Long Grove resident Steven Peck's Riverwoods law office specializies in safeguarding clients' assets in light of new and revamped legislation. | Brian O'Mahoney~for Sun-Times Media
Updated: October 9, 2012 8:56AM
RIVERWOODS — New Medicaid regulations have some Illinois residents worried, but local attorney Steven Peck said he’s focused on helping residents through the unknown.
Peck, who specializes in estate and tax planning out of his Riverwoods firm, is still wondering what members of the state legislature were thinking when they restructured the health program to cut costs earlier this year.
“I’m still trying to figure it out,” he said of the new Medicaid laws.
“I don’t know what the answer is to make (Medicaid) affordable but we have people that we need to take care of.”
Advising clients — particularly local seniors — on safeguarding their assets in light of new and revamped legislation is a constant challenge for Peck, especially when rules change from year to year.
Yet looking ahead is what Peck said his practice is all about.
He assists people of varying incomes in all aspects of estate planning, including wills and trusts, wealth transfer planning, asset protection, and long-term care planning.
While the Long Grove resident primarily works out of his Riverwoods office, Peck also is licensed in Massachusetts (his home state), New York (where he held his first job), and Florida (where many clients have retired).
Peck worked his way through law school at Boston College as an insurance agent.
“Because of that background, I’m always yelling at clients ‘you need life insurance,’” he said.

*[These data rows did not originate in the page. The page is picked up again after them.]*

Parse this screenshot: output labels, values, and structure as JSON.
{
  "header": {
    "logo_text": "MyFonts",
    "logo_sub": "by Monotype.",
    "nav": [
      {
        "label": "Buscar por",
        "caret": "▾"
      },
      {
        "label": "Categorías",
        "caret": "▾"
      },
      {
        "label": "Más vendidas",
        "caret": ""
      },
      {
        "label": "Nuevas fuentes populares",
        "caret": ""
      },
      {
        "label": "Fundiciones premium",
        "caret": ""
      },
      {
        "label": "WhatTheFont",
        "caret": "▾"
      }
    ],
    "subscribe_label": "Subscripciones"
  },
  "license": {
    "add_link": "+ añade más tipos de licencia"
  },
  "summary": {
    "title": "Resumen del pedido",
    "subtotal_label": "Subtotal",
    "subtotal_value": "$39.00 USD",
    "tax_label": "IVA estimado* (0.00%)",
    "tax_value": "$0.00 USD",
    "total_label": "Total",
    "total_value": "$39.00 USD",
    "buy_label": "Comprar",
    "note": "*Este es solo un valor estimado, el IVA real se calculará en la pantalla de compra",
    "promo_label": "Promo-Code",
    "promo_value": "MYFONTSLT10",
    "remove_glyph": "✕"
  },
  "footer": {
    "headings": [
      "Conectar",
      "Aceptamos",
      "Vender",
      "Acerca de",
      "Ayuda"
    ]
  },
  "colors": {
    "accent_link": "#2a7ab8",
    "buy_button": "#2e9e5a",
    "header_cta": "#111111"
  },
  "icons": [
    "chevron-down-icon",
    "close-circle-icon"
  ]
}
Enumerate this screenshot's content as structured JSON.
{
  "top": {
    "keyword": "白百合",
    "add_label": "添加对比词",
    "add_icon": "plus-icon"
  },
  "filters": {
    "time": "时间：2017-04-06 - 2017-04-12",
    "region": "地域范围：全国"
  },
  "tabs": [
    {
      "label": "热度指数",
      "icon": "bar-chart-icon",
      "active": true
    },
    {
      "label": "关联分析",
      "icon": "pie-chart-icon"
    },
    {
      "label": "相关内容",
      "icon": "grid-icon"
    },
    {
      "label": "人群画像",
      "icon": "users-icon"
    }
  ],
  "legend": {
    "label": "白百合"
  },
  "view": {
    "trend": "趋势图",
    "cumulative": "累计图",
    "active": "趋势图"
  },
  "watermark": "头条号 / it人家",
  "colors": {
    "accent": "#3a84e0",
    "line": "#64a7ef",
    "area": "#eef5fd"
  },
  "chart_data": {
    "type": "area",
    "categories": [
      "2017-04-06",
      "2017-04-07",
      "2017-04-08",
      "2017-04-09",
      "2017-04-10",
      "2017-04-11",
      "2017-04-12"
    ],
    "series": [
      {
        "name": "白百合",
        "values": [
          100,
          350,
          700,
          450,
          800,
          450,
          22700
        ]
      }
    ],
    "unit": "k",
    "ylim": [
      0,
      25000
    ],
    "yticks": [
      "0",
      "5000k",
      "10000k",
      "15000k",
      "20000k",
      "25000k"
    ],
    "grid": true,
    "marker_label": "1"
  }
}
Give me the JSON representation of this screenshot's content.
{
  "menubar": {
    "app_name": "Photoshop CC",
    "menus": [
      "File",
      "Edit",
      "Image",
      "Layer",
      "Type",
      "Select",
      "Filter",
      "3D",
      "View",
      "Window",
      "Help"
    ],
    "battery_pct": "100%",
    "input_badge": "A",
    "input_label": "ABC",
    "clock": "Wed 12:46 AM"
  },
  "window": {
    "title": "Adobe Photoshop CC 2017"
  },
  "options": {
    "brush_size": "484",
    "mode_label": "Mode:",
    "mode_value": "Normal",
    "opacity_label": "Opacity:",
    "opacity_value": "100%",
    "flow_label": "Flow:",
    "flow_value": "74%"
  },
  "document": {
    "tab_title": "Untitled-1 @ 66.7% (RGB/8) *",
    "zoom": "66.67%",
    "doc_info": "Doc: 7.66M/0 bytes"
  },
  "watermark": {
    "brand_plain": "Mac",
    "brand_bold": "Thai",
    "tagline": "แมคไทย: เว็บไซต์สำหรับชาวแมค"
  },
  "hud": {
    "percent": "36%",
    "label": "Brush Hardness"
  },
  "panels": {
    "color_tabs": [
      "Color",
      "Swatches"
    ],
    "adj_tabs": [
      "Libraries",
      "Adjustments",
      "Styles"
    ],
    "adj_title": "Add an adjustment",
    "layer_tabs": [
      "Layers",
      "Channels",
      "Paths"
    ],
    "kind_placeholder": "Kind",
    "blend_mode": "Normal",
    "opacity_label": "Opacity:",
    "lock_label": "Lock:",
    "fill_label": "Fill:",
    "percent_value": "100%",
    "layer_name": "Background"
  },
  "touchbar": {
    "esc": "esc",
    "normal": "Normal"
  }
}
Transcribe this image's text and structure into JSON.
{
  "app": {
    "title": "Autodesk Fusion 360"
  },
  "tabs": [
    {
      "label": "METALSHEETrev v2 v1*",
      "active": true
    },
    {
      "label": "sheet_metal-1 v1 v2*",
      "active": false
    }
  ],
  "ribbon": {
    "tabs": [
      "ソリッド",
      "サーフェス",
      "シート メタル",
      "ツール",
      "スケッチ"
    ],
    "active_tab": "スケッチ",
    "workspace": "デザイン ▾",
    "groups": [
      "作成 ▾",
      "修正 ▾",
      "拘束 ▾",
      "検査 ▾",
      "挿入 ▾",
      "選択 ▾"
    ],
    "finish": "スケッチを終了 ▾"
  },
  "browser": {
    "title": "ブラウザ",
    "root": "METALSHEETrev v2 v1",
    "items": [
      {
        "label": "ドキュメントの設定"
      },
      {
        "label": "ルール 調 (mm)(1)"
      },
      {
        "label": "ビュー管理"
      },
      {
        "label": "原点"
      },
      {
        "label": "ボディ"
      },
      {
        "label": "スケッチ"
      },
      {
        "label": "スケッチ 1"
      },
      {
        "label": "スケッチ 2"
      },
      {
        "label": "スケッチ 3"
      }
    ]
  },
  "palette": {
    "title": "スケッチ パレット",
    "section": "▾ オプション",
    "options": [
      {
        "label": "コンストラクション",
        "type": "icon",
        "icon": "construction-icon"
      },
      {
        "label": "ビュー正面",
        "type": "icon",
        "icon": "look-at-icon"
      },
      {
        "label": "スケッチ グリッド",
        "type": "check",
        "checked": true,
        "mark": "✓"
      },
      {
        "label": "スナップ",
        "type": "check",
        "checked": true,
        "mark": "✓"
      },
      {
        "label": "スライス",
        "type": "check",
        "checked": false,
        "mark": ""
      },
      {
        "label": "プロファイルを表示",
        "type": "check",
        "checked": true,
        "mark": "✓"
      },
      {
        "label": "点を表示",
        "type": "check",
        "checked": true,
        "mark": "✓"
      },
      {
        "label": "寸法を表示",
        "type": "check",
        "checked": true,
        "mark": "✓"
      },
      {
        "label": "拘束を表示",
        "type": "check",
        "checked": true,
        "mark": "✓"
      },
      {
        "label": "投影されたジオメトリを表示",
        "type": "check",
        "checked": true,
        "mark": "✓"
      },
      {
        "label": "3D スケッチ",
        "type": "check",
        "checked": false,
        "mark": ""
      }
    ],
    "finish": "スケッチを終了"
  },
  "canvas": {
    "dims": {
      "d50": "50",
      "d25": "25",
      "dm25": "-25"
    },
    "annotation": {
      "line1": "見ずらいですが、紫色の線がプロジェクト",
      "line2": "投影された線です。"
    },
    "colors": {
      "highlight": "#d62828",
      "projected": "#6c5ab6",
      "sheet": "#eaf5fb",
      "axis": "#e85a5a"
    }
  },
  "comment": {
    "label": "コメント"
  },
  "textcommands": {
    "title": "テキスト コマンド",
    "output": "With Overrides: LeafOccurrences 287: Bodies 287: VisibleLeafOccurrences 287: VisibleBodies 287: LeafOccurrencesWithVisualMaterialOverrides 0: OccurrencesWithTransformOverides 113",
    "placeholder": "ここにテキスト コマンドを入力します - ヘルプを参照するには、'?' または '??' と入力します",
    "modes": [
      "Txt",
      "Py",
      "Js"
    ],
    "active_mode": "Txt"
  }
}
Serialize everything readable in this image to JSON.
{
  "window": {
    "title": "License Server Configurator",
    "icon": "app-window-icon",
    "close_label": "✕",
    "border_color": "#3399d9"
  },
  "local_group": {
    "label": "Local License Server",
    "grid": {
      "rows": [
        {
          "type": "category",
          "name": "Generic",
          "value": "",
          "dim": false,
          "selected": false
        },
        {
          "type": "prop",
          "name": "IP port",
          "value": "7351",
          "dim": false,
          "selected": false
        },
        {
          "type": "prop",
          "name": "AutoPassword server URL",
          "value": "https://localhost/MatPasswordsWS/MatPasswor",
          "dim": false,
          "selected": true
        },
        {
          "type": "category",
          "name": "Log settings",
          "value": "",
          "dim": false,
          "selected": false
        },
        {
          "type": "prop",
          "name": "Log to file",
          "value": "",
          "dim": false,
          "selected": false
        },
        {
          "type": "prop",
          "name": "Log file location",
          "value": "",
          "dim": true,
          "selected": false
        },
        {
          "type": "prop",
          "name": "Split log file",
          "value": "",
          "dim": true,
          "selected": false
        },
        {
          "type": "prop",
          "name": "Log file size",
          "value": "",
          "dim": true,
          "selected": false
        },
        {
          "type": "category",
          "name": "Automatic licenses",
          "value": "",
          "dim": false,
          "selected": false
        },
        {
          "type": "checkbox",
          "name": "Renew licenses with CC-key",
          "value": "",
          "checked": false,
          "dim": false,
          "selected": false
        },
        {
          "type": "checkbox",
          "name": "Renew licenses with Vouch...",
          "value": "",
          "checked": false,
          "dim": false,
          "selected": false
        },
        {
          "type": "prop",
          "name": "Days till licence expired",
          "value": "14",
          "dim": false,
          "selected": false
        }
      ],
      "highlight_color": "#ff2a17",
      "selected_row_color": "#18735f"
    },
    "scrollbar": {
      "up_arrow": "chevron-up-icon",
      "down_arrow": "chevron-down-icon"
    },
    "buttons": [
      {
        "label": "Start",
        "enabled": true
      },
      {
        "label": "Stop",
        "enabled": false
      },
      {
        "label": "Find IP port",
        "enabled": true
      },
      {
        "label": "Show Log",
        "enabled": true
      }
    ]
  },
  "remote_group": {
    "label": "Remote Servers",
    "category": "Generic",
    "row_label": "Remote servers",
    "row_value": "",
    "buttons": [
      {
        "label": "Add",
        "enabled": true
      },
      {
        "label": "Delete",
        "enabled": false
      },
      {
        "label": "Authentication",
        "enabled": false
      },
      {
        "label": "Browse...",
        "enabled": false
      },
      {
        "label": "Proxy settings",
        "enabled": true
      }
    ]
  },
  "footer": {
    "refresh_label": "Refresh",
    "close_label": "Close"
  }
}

He initially moved to the Chicago area from the East Coast to do real estate work. Yet the recession of the early 1990s thwarted his plans and by 1995 he opened a solo law practice.
A people person, Peck said he prefers talking with and assisting clients to litigating in a courtroom.
“This is an enjoyable field of law because I’m always helping people,” Peck said.
He said several components of the revised Medicaid program make it important for families to begin planning now for aging adults.
The law’s most significant change, Peck said, was making the look-back period on asset transfers five years from three.
In order to use Medicaid to cover the cost of long-term nursing care, an individual has to meet certain income requirements. Giving away all one’s assets seems like an easy way to meet the threshold, however, the government places restrictions on those transfers.
The new regulations imposed a five-year waiting period to applying for the program.
Peck said the elimination of the ability to employ spousal refusal would also affect families. Previously a person could declare he or she would not pay for a spouse’s medical expenses. In effect, the spouse in need could rely on Medicaid.
Now that spousal income is counted, “what you’ll see is a spike in 85-year-old divorces,” he said.
Peck said his goal is to advise clients on how to work within the restrictions to provide for themselves and their families.
Setting up trusts and having advanced directives in place give families peace of mind, he said.
This helps ensure seniors can maintain both their physical well-being and financial health, he added.
“It’s not an either or,” Peck said. “You can be able to live decently and protect your assets.”